Misses a lot of opportunities
Definitely not supposed to be taken seriously, this is a romantic farce which sadly confirms that Ivan Reitman isn't the director he used to be. This film combines comedy with special effects, just like "Ghostbusters", but comparing the two is painful: "Ghostbusters" had fun characters, "Girlfriend" has none. "Ghostbusters" had fun special effects, this one has cable film quality effects. In fact, "My Super Ex-Girlfriend" reminds me more of "Sabrina: the Teenage Witch" than anything else. It misses a lot of opportunities - I mean, is this the best Uma Thurman could do? Is that the best the costume designers could come up with? Are those effects really up-to-date? Is the romance really romantic? Do I laugh? Sometimes, but not often. In fact, the premise is not bad but the film simply lacks punch and personality.

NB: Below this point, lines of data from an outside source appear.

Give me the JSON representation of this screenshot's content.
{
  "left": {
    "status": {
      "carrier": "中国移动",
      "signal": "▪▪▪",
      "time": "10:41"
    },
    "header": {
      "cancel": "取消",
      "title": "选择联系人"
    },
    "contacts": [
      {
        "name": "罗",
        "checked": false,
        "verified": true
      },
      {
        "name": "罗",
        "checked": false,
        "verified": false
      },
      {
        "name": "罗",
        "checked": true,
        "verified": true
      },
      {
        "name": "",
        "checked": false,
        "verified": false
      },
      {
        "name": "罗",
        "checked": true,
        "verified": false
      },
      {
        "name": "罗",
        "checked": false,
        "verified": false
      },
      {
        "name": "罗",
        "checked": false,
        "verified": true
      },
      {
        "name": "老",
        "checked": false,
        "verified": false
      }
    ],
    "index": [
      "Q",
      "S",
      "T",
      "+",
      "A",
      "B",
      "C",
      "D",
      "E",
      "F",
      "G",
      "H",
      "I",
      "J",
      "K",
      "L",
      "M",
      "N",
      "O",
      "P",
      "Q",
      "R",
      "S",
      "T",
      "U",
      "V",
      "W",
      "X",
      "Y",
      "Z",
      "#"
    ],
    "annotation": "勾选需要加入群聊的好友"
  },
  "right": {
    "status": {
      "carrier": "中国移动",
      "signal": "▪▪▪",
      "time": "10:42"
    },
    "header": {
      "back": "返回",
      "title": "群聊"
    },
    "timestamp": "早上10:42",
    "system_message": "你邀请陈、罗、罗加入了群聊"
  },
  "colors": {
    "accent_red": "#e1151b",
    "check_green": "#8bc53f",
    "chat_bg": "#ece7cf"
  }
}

United 93 (2006)
Without any doubt one of the best films of 2006, possibly *the* best American film, "United 93" really demonstrates the true power of the film medium. It grabs your attention immediately and it's impossible not to emerge yourself in the true story about the passengers on United Airlines' flight 93 on September 11, 2001 - despite the fact that you know how the story is going to end. It's quasi-documentary style fits the story like a glove, and remarkably, director Greengrass avoids every single opportunity to get into Hollywood-isms (single male heroics, presidential bullshit, 101 strings) - this is a terribly frightening film but it's also a very respectful depiction of the people who was on board that plane. Keeping everything in balance (another important example is the low-key but very effective score by John Powell), throwing in some strong critique towards the US authorities (who admittedly were in a state of shock and utter confusion during the 9/11 events), Greengrass succeeds in telling a story you already know in a way that really absorbs you.
Casino Royale (2006)
I've always had a somewhat schizophrenic relationship to James Bond. One part of me thinks he's the ultimate cool. The other part defines him - and particularly the majority of the films - as corny. So when everyone claimed that "finally, here is the ultimate 007, back to the roots", that first part of me thought... "so there will be no cool one-liners?", and the second half answered "wonderful, there will be no corny one-liners!...
Anyway, this is a hell of an action movie. Martin Campbell's direction is super-tight, and the editing by Stuart Baird is absolutely first-rate. There are a number of truly spectacular action set-pieces here, my favorite being the extremely hectic airport sequence. David Arnold, who wrote his first Bond score ten years ago (time flies!), adds a lot of excitement with traditional but extremely effective action music (and the love theme is such a beautiful nod to John Barry's most beloved 007 songs).
Finally, we have mr Craig - Daniel Craig. Yes... he is p-e-r-f-e-c-t. Those cool/corny one-liners Roger Moore and Remington Steele (oops) delivered have been replaced by subtle glimpses in the eye and by intelligent dialog. Thank you, Daniel Craig, for curing my 007 schizophrenia - we are now one whole who knows that James Bond is an elegant action hero and one that deserves a place in the 21st century!
The World's Fastest Indian (2005)
A pleasant surprise
I'm not particularly interested in motorcycles, and I'm not at all attracted by speed - on the contrary, I think it's rather scary. But this film really came as a big surprise - and the reason is that, basically, it's not a film about motorcycles and speed, it's a universal story about a man who is doing everything to reach his goal and make his dream come true. "Inspiring" might be the most appropriate word to describe this beautiful story, where Anthony Hopkins really shines and gives so much depth to his interesting character. Roger Donaldson's direction is elegant and effective, but never calls attention to itself. The story, plotted out as a road-movie, is filled with charming moments and fine dialog. The film is gracefully paced and never goes over the top. Minor distraction: shameless "American Beauty" rip-off in the film's score.
Legendary score by Jerry Goldsmith
Although Franklin J. Schaffner's last film was considered to be a big disappointment, I would like to point out that the original score composed by the late Jerry Goldsmith for this film is a masterpiece which showcases the brilliance of the greatest film composer of all time. The work propelled two original score album releases issued by Varèse Sarabande, plus a subsequent album entitled "Lionheart: The Epic Symphonic Score". Written for orchestra and subtle electronics, the score presents Jerry Goldsmith in his most thematic, epic and romantic style. Performed in concert, the heraldic "Robert's Theme" remains one of the composer's most memorable compositions.